Now that I am back on the ranch and have calmed down sufficiently to form coherent thoughts, I want to share my experience at CropLife America’s 2014 Policy Conference. This was the first time I’ve done anything of this caliber, it was quite an eye-opening experience for this ranch kid.
Speaking in public or even performing in public (ask me about the burlesque show I was in!) is not an issue for me. Years and years of 4-H, FFA, and college clubs have honed me into an old pro when it comes to crowds, plus once you’ve sang and danced in your underwear in front of your hometown, there is nothing left to fear!
Or so I thought.
Speaking in front of a roomful of people that I respect and lurk often? Whose books, articles and blogs I go to for information and opinions? With cameras and people live-tweeting what I was saying!? In our nation’s capital?! With no cow poo on me?!? Nope. That was not my natural habitat and more than just a whisper outside of my comfort zone.
I was terrified the morning of the conference. It was so ridiculous because I met many of the other participants and CropLife members the night before, and everyone was fantastically nice. We were going to be talking about a subject that is my greatest passion and deepest love. Regardless, the few hours before my panel I was a hot mess. I was convinced I had made a HUGE mistake by agreeing to do this. I wondered if anyone would notice if I just hid in the bathroom?
I met my fellow panelist, Dee Dee Darden, the night before. She was warm, engaging and knew her ham (seriously I want to buy a country ham from her)! Jesse Hirsch, I was familiar with because of his work with Modern Farmer (subscribe, it’s great stuff). And our moderator was Ali Velshi (OMG). And then there was me – needless to say, I felt out-gunned, intimidated and a long, long, way from home.
When it was time to start, I nervously stumbled on the stage and tried to smile. I kept reminding myself that I castrate things for a living. That no one in that room was 1200 pounds, mooing and trying to kill me. Thankfully, Jesse and Dee Dee spoke before me, so I had a few minute to acclimatize to being on stage. When it was was my turn to speak, Mr. Velshi brought up Silly pig, and my hogs, which is my happy place. Much to my surprise, I opened my mouth and words actually came out! Once our panel started, I lost my nerves and decided I had made the right choice by not hiding in the bathroom.
As promised, the video of our panel:
Let’s talk about Ali Velshi for a second. A large part of the reason I was willing to leave the ranch and participate in this panel was because I was familiar with his work both on TV and when he moderated the US Farmers and Ranchers Alliance Dialogues in New York. Mr. Velshi gets it; he realizes how important agriculture is and he talks about that fact. We have a primetime, well respected journalist taking time to moderate conferences and interact with farmers and ranchers – are we paying attention Agriculture?

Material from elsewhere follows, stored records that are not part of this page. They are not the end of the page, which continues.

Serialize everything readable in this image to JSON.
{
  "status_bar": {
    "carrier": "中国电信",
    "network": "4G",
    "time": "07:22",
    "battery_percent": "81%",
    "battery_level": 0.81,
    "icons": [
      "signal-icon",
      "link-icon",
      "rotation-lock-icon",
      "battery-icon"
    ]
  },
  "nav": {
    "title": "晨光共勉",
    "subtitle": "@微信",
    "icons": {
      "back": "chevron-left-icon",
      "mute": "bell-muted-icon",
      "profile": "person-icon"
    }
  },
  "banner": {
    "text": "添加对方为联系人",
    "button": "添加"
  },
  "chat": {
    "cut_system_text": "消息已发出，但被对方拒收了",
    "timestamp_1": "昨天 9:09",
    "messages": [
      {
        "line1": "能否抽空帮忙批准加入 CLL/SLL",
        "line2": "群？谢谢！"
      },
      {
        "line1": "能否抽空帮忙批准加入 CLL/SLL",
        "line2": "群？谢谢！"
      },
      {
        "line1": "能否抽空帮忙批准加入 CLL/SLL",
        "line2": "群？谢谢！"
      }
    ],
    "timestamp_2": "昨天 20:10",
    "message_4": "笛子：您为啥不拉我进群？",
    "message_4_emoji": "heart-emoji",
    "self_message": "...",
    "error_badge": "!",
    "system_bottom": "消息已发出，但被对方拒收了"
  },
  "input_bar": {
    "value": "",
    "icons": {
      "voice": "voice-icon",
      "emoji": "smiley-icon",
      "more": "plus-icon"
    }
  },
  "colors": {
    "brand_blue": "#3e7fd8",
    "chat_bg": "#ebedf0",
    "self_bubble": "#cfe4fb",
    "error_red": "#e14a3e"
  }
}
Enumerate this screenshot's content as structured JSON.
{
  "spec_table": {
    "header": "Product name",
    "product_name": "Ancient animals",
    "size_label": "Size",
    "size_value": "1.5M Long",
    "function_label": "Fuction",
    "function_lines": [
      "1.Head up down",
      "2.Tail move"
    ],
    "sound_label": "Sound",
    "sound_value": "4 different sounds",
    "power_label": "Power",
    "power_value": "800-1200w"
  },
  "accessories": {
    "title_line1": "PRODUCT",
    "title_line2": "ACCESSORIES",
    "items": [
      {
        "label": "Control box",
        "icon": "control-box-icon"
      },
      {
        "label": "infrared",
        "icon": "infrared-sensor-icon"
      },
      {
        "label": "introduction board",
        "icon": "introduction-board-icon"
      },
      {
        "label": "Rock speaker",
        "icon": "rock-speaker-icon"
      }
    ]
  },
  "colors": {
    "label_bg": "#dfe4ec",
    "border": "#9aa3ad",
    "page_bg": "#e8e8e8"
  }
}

What I like most about Mr. Velshi’s moderating style is how he approached this sometimes contentious topic with humor and knowledge, it made me want to send him some Brown Ranch Beef. He quipped that his “perception of food is just fantastic” but at the same time was able to weave serious issues that face agriculture into the conversation. He mentioned that Al Jazeera realizes their main markets tend to be in the northeast but our natural resource-related problems tend to be elsewhere and they are trying to bring attention to that fact. Hey Agriculture, again does that sound like another industry we know?
Since I’ve been home, I have made more of an effort to watch Al Jazeera because I want to be informed about their reporting on those issues that are relevant to me. I urge you to do the same, I believe it is important for agriculture to engage and be aware of journalists and media that are willing to listen to us. Plus, Al Jazeera is right next to RFD TV (at least on my TV) so it makes watching both convenient! I have to say, Al Jazeera does do a stupendous job of reporting the news (no Justin Bieber or celebrity weddings!).
To wrap up, attending this conference was sensational for me for so many reasons. Getting out of my comfort zone, no matter how terrifying it was at the time, forced me to learn and accept new points of view, which makes me a more effective communicator. Mingling and having conversations with national leaders of my industry was enlightening and inspiring. But something I did not plan on getting from this conference was the confidence to do it again. I now know, that if someone asked, I could get on a plane tomorrow, and hold my own anywhere in the world. What a feeling.